Happy Presidents Day!
In what may or may not be a coincidence, this morning’s New York Times tells the story of the latest lock of George Washington’s hair.
And — because this is “06880,” with the tagline “Where Westport meets the world” — the story naturally includes a detour to Westport.
According to the Times, Washington did not wear a wig. In fact, he had “long hair that he meticulously coifed every day and powered to look the way many recognize it on the dollar bill.”
I will resist here any comparisons between Washington’s meticulous hairdo, and that of the current occupant of the office.
But I should note that once upon a time, it was not unusual to request a lock of hair from a public figure. The Times calls the practice “the selfies of the day.”
The book that held Washington’s hair was owned by Philip J. Schuyler, a businessman from a prominent New York state family. One of his descendants — also named Phil Schuyler — married into Westport’s Bennett family.
A noted journalist, PR executive and tennis player, he lived in his wife’s family’s South Compo Road home. It was built before the Revolutionary War.
Around the time that Philip J. Schuyler was requesting George Washington’s hair, Phil Schuyler’s Tory ancestors were watching — and aiding — the British as they marched from Compo Beach, on their way to burn the arsenal at Danbury.

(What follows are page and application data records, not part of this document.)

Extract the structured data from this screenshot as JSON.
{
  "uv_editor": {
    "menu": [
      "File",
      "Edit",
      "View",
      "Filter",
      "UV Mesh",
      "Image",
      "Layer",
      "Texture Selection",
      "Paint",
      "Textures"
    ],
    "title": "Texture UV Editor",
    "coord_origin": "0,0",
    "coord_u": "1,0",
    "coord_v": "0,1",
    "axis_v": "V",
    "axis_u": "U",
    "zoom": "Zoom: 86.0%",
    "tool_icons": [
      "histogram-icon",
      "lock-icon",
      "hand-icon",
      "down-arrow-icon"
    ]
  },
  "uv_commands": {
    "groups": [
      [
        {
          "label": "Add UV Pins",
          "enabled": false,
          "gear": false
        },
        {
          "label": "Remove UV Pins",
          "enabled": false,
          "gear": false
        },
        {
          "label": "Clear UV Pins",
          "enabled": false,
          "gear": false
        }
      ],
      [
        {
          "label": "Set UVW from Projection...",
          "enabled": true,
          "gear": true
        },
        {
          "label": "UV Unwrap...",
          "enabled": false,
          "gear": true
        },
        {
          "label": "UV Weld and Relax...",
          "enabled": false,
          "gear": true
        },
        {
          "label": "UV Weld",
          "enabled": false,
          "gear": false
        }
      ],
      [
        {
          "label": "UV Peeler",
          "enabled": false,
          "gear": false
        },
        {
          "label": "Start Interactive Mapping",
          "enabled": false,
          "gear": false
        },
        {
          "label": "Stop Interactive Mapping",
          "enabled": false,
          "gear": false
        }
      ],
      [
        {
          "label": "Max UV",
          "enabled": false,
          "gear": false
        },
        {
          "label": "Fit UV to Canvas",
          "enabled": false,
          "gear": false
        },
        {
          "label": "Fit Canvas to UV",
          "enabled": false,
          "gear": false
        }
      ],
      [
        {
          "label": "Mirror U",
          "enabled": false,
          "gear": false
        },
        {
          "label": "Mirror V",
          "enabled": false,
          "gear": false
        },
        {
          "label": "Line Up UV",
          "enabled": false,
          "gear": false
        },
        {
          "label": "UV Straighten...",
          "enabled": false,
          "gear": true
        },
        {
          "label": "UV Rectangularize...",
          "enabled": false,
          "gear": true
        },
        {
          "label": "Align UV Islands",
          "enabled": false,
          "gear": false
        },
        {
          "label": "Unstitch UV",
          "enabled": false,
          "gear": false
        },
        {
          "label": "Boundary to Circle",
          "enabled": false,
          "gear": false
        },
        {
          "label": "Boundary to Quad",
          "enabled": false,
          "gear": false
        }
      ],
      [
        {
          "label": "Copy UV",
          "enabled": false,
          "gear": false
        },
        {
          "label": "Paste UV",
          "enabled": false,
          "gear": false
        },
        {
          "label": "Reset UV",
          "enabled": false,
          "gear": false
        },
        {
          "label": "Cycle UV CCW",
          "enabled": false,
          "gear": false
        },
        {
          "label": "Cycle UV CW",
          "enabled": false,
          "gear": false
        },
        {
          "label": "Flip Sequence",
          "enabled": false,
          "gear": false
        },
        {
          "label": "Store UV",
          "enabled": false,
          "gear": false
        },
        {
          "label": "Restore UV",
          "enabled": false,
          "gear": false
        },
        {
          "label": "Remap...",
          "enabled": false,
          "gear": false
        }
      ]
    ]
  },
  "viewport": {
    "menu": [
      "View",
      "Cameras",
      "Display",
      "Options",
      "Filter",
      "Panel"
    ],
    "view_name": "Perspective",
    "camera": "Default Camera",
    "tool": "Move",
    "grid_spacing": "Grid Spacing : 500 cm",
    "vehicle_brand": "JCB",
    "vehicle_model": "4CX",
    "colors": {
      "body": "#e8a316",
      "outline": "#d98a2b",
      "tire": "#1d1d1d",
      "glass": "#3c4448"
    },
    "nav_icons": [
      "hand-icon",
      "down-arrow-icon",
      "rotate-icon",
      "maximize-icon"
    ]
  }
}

The second Westport connection to Washington’s locks comes via Jon Reznikoff. The Times calls him “a documents expert in Connecticut (who has) amassed what Guiness World Records has found to be the largest collection of hair from historical figures,” including Abraham Lincoln, John F. Kennedy, Albert Einstein and 2 of the 4 Beatles. (Great hair, all of them!)
Reznikoff takes an agnostic view toward the legitimacy of the hair in the Union College library. “Any relic, just by its nature, requires somewhat of a leap of faith,” he says.
Reznikoff does his relic-collecting in Westport. His University Archives is based on Richmondville Avenue.
Of course — this being Presidents Day — we should note all of Westport’s George Washington connections.
In 1780 the general is said to have discussed war strategy with the Marquis de Lafayette and Comte de Rochambeau at the Disbrow Tavern (where Christ & Holy Trinity Church is today).
He returned twice in 1789 as president, coming and going on an inspection tour of the Northeast. He spent a night at the Marvin Tavern — located on the Post Road, opposite King’s Highway South — but did not have a bang-up time. In his diary, he called it “not a good house.”
But I’m sure his hair looked fine.
(To read the full New York Times story, click here.)